>> I don't understand exactly what that means and how to go about doing it.  In the normal Hadoop framework I have achieved this goal by setting mapred.max.split.size small enough that only one input record fits (about 6MBs), but I tried that with my streaming job ala "-jobconf mapred.max.split.size=X" where X is a very low number, about as many as a single streaming input record (which in the streaming case is not 6MB, but merely ~100 bytes, just a filename referenced ala -cacheFile), but it didn't work, it sent multiple records to each mapper anyway.
> What you actually want to do is set mapred.min.split.size set to an extremely high value.  

I agree except that method I described helps force parallelism.  Setting mapred.max.split.size to a size slightly larger than a single record does a very good job of forcing 1-to-1 parallelism.  Forcing it to just larger than two records forces 2-to-1, etc.  It is very nice to be able to achieve perfect parallelism...but it didn't work with streaming.

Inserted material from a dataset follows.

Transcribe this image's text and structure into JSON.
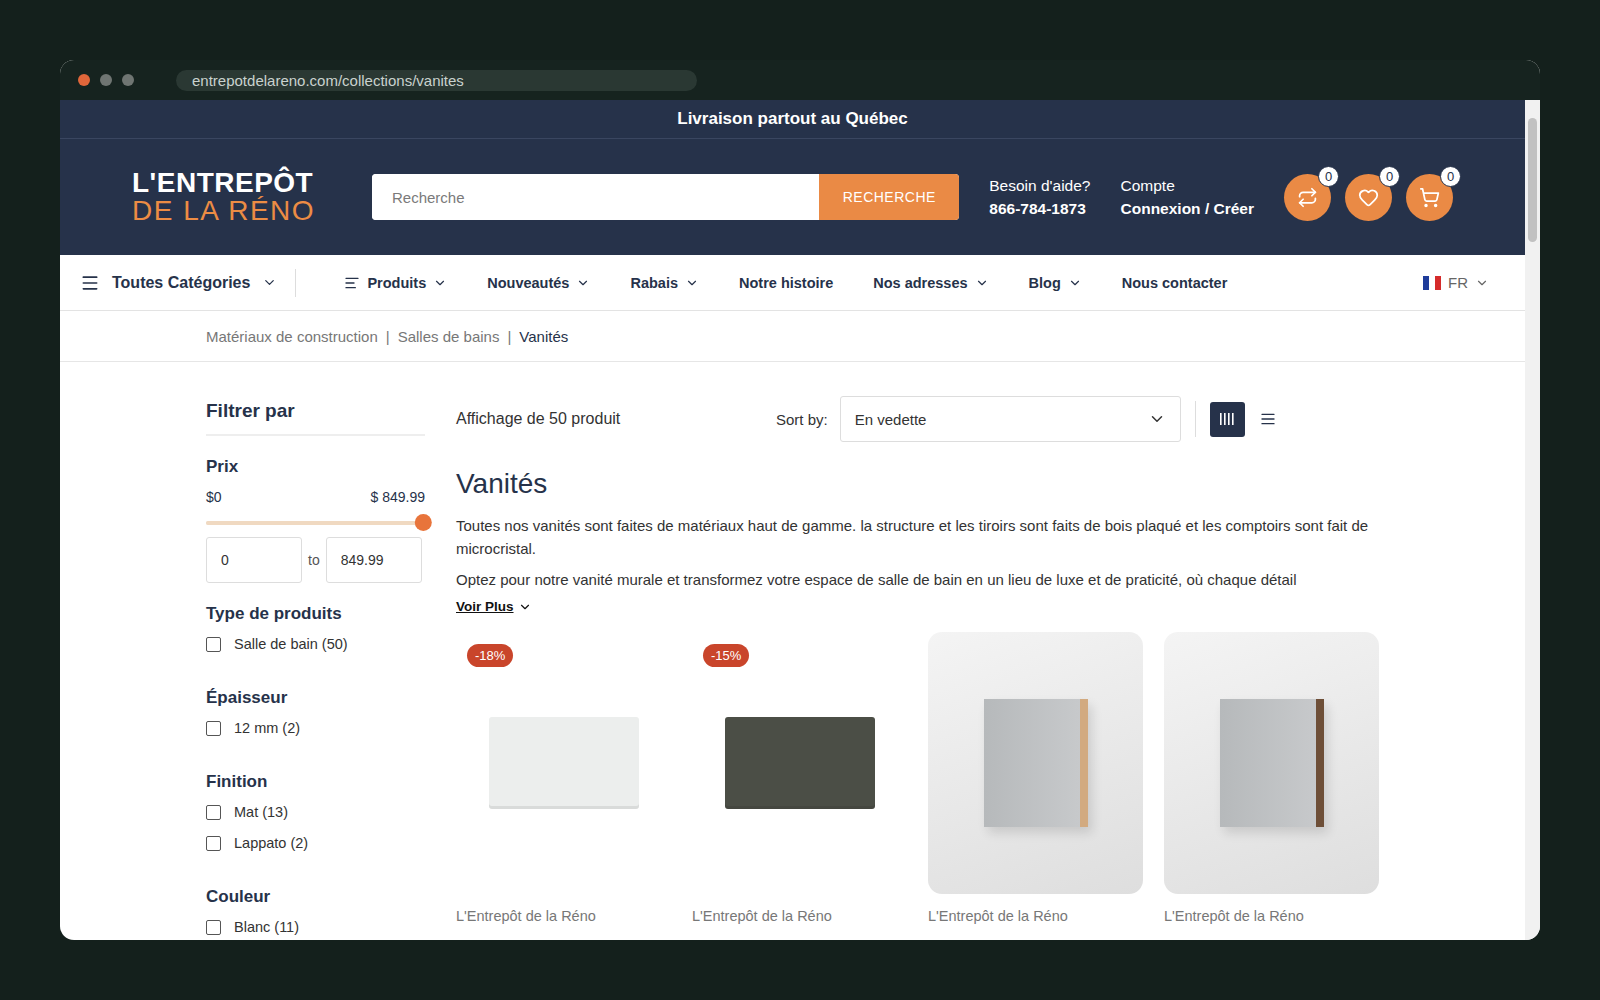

I have since discovered that in the case of streaming, mapred.map.tasks is a good way to achieve this goal.  Ironically, if I recall correctly, this seemingly obvious method for setting the number mappers did not work so well in my original nonstreaming case, which is why I resorted to the rather contrived method of calculating and setting mapred.max.split.size instead.

>> Achieving 1-to-1 parallelism between map tasks, nodes, and input records is very import because my map tasks take a very long time to run, upwards of an hour.  I cannot have them queueing up on a small number of nodes while there are numerous unused nodes (task slots) available to be doing work.
> If all the task slots are in use, why would you care if they are queueing up?  Also keep in mind that if a node fails, that work will need to get re-done anyway.
Because all slots are not in use.  It's a very larger cluster and it's excruciating that Hadoop partially serializes a job by piling multiple map tasks onto a single map in a queue even when the cluster is massively underutilized.  This occurs when the input records are significantly smaller than the block size (6MB vs 64MB in my case, give me about a 32x serialization cost!!!).  To put it differently, if I let Hadoop do it its own stupid way, the job takes 32 times longer than it should take if it evenly distributed the map tasks across the nodes.  Packing the input files into larger sequence fils does not help with this problem.  The input splits are calculated from the individual files and thus, I still get this undesirable packing effect.

Thanks a lot.  Lots of stuff to think about in you post.  I appreciate it.


Keith Wiley     [EMAIL PROTECTED]     keithwiley.com    music.keithwiley.com

"It's a fine line between meticulous and obsessive-compulsive and a slippery
rope between obsessive-compulsive and debilitatingly slow."
                                           --  Keith Wiley